═════ Data to use
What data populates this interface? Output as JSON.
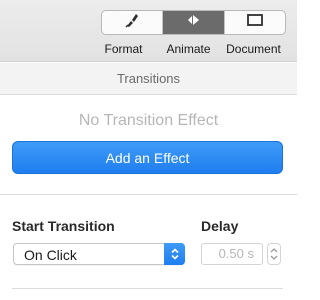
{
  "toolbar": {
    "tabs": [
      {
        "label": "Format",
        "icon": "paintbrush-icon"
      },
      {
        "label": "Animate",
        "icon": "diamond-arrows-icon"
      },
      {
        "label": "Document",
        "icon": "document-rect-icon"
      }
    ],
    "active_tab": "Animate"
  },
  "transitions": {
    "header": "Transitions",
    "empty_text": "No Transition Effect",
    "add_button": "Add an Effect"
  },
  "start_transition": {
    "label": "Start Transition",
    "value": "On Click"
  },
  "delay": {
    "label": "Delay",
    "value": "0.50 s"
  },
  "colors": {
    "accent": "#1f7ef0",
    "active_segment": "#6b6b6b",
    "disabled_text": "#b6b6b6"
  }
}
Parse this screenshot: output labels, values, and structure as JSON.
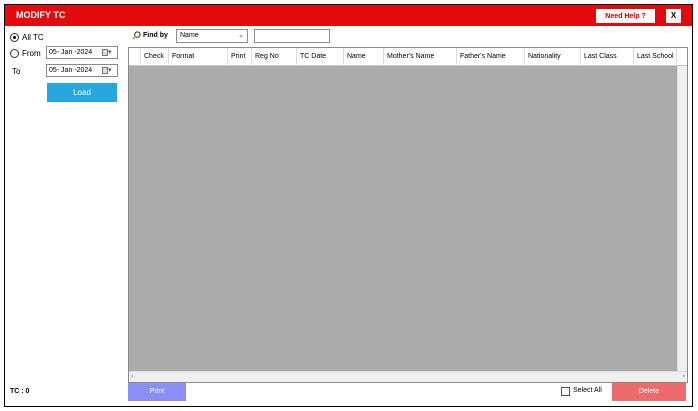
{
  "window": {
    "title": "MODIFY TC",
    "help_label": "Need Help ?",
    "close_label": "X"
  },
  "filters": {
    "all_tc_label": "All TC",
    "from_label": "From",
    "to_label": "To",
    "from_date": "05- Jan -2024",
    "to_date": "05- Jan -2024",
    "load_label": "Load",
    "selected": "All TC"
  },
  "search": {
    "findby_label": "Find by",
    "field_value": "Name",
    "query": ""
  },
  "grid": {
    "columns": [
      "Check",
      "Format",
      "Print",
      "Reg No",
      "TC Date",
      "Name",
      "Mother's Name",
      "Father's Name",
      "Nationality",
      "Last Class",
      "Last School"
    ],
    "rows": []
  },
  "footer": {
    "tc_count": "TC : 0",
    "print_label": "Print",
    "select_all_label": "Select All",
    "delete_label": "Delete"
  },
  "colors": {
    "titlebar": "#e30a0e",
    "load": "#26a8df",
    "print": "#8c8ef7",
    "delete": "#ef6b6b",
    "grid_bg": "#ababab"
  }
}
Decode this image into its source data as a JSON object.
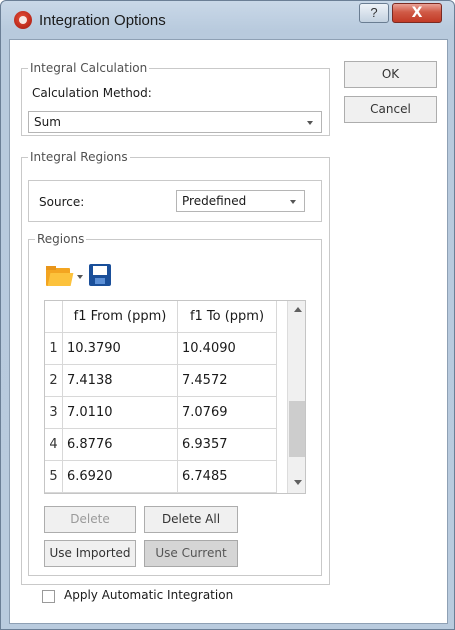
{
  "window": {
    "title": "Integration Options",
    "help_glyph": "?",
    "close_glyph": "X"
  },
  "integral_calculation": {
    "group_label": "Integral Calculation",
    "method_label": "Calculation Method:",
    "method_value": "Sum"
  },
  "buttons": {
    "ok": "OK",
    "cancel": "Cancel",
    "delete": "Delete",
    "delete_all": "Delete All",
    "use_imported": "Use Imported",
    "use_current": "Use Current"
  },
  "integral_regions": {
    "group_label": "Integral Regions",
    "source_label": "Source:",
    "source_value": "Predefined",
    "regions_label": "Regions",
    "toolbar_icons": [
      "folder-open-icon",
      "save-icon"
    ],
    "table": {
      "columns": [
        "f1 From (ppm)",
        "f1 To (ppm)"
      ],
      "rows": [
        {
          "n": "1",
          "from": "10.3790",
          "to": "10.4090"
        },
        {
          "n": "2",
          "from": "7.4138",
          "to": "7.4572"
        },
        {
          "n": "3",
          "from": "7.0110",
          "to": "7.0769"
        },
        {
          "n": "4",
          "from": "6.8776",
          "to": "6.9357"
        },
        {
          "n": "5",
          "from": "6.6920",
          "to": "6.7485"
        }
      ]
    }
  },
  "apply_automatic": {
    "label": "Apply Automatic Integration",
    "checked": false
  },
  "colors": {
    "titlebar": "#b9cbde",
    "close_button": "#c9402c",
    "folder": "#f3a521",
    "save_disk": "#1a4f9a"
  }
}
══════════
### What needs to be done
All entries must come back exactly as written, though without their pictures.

### Task response
What data populates this interface? Output as JSON.
{
  "toolbar": {
    "tabs": [
      {
        "label": "Format",
        "icon": "paintbrush-icon"
      },
      {
        "label": "Animate",
        "icon": "diamond-arrows-icon"
      },
      {
        "label": "Document",
        "icon": "document-rect-icon"
      }
    ],
    "active_tab": "Animate"
  },
  "transitions": {
    "header": "Transitions",
    "empty_text": "No Transition Effect",
    "add_button": "Add an Effect"
  },
  "start_transition": {
    "label": "Start Transition",
    "value": "On Click"
  },
  "delay": {
    "label": "Delay",
    "value": "0.50 s"
  },
  "colors": {
    "accent": "#1f7ef0",
    "active_segment": "#6b6b6b",
    "disabled_text": "#b6b6b6"
  }
}
Parse this screenshot: output labels, values, and structure as JSON.
{
  "window": {
    "title": "MODIFY TC",
    "help_label": "Need Help ?",
    "close_label": "X"
  },
  "filters": {
    "all_tc_label": "All TC",
    "from_label": "From",
    "to_label": "To",
    "from_date": "05- Jan -2024",
    "to_date": "05- Jan -2024",
    "load_label": "Load",
    "selected": "All TC"
  },
  "search": {
    "findby_label": "Find by",
    "field_value": "Name",
    "query": ""
  },
  "grid": {
    "columns": [
      "Check",
      "Format",
      "Print",
      "Reg No",
      "TC Date",
      "Name",
      "Mother's Name",
      "Father's Name",
      "Nationality",
      "Last Class",
      "Last School"
    ],
    "rows": []
  },
  "footer": {
    "tc_count": "TC : 0",
    "print_label": "Print",
    "select_all_label": "Select All",
    "delete_label": "Delete"
  },
  "colors": {
    "titlebar": "#e30a0e",
    "load": "#26a8df",
    "print": "#8c8ef7",
    "delete": "#ef6b6b",
    "grid_bg": "#ababab"
  }
}
Decode this image into its source data as a JSON object.
{
  "window": {
    "title": "Integration Options",
    "help_glyph": "?",
    "close_glyph": "X"
  },
  "integral_calculation": {
    "group_label": "Integral Calculation",
    "method_label": "Calculation Method:",
    "method_value": "Sum"
  },
  "buttons": {
    "ok": "OK",
    "cancel": "Cancel",
    "delete": "Delete",
    "delete_all": "Delete All",
    "use_imported": "Use Imported",
    "use_current": "Use Current"
  },
  "integral_regions": {
    "group_label": "Integral Regions",
    "source_label": "Source:",
    "source_value": "Predefined",
    "regions_label": "Regions",
    "toolbar_icons": [
      "folder-open-icon",
      "save-icon"
    ],
    "table": {
      "columns": [
        "f1 From (ppm)",
        "f1 To (ppm)"
      ],
      "rows": [
        {
          "n": "1",
          "from": "10.3790",
          "to": "10.4090"
        },
        {
          "n": "2",
          "from": "7.4138",
          "to": "7.4572"
        },
        {
          "n": "3",
          "from": "7.0110",
          "to": "7.0769"
        },
        {
          "n": "4",
          "from": "6.8776",
          "to": "6.9357"
        },
        {
          "n": "5",
          "from": "6.6920",
          "to": "6.7485"
        }
      ]
    }
  },
  "apply_automatic": {
    "label": "Apply Automatic Integration",
    "checked": false
  },
  "colors": {
    "titlebar": "#b9cbde",
    "close_button": "#c9402c",
    "folder": "#f3a521",
    "save_disk": "#1a4f9a"
  }
}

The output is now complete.